To create these disparate locations and attitudes, I’ve created a network of sound sources throughout the theater–not just on stage and in the audience, but in the lobby and the hallway and the backstage areas. The stage at Steep is surrounded by and around the audience in non-traditional ways. Planes will pass through the lobby behind the audience. The sounds of the warehouse will seem to extend infinitely into the depths of backstage. The hope is that this sense of infinite sonic possibility beyond the playing space will impart a feeling of being enfolded and swathed in the aural worlds of these three scenes, connecting the viewer to the action in visceral and powerful ways. My favorite thing about designing sound is that it exists for an audience in a primal, subliminal way. They can’t see or touch it, but it’s intertwined with all of our perceptions of reality and being.

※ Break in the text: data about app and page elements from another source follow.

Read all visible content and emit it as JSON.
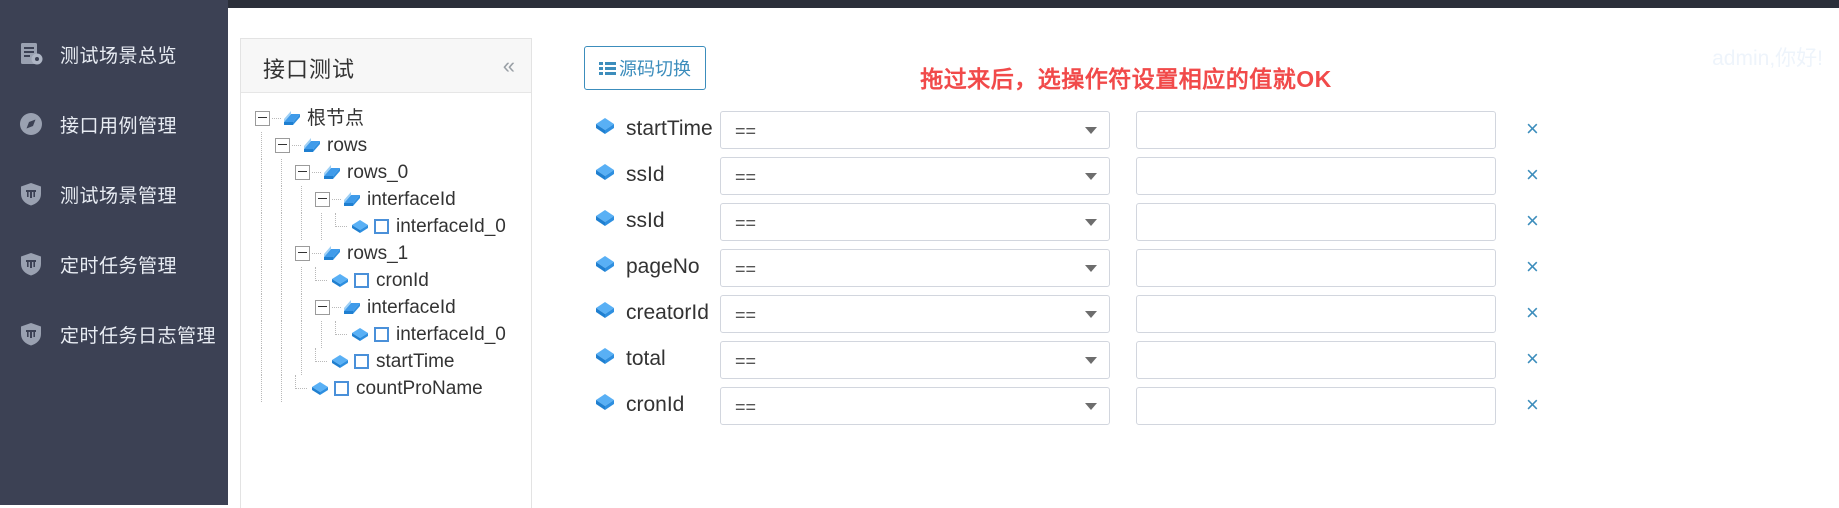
{
  "sidebar": {
    "items": [
      {
        "label": "测试场景总览",
        "icon": "report-icon"
      },
      {
        "label": "接口用例管理",
        "icon": "compass-icon"
      },
      {
        "label": "测试场景管理",
        "icon": "shield-icon"
      },
      {
        "label": "定时任务管理",
        "icon": "shield-icon"
      },
      {
        "label": "定时任务日志管理",
        "icon": "shield-icon"
      }
    ]
  },
  "tree_panel": {
    "title": "接口测试",
    "collapse_label": "«",
    "nodes": [
      {
        "label": "根节点",
        "depth": 0,
        "type": "folder",
        "expanded": true
      },
      {
        "label": "rows",
        "depth": 1,
        "type": "folder",
        "expanded": true
      },
      {
        "label": "rows_0",
        "depth": 2,
        "type": "folder",
        "expanded": true
      },
      {
        "label": "interfaceId",
        "depth": 3,
        "type": "folder",
        "expanded": true
      },
      {
        "label": "interfaceId_0",
        "depth": 4,
        "type": "leaf",
        "checked": false
      },
      {
        "label": "rows_1",
        "depth": 2,
        "type": "folder",
        "expanded": true
      },
      {
        "label": "cronId",
        "depth": 3,
        "type": "leaf",
        "checked": false
      },
      {
        "label": "interfaceId",
        "depth": 3,
        "type": "folder",
        "expanded": true
      },
      {
        "label": "interfaceId_0",
        "depth": 4,
        "type": "leaf",
        "checked": false
      },
      {
        "label": "startTime",
        "depth": 3,
        "type": "leaf",
        "checked": false
      },
      {
        "label": "countProName",
        "depth": 2,
        "type": "leaf",
        "checked": false
      }
    ]
  },
  "main": {
    "source_toggle_label": "源码切换",
    "hint": "拖过来后，选操作符设置相应的值就OK",
    "greeting": "admin,你好!",
    "delete_label": "×",
    "condition_rows": [
      {
        "field": "startTime",
        "operator": "==",
        "value": ""
      },
      {
        "field": "ssId",
        "operator": "==",
        "value": ""
      },
      {
        "field": "ssId",
        "operator": "==",
        "value": ""
      },
      {
        "field": "pageNo",
        "operator": "==",
        "value": ""
      },
      {
        "field": "creatorId",
        "operator": "==",
        "value": ""
      },
      {
        "field": "total",
        "operator": "==",
        "value": ""
      },
      {
        "field": "cronId",
        "operator": "==",
        "value": ""
      }
    ]
  },
  "colors": {
    "sidebar_bg": "#3c4154",
    "accent": "#3c8dbc",
    "hint_red": "#f14a4a",
    "tree_node_blue": "#2e8fe0"
  }
}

Simon Stephens writes plays that take the audience along on a journey with people who seem to be outwardly unremarkable. He writes scenes that involve them going about their lives in the only ways they know how. By dramatizing these snapshots of their lives, he makes us complicit in the humanity of his characters. We see all facets of ourselves reflected in them; we recognize the parts of ourselves we celebrate and the parts of ourselves we are ashamed of, and we are given permission to embrace both. He connects us to these synapses of humanity and lets us know that we are not alone.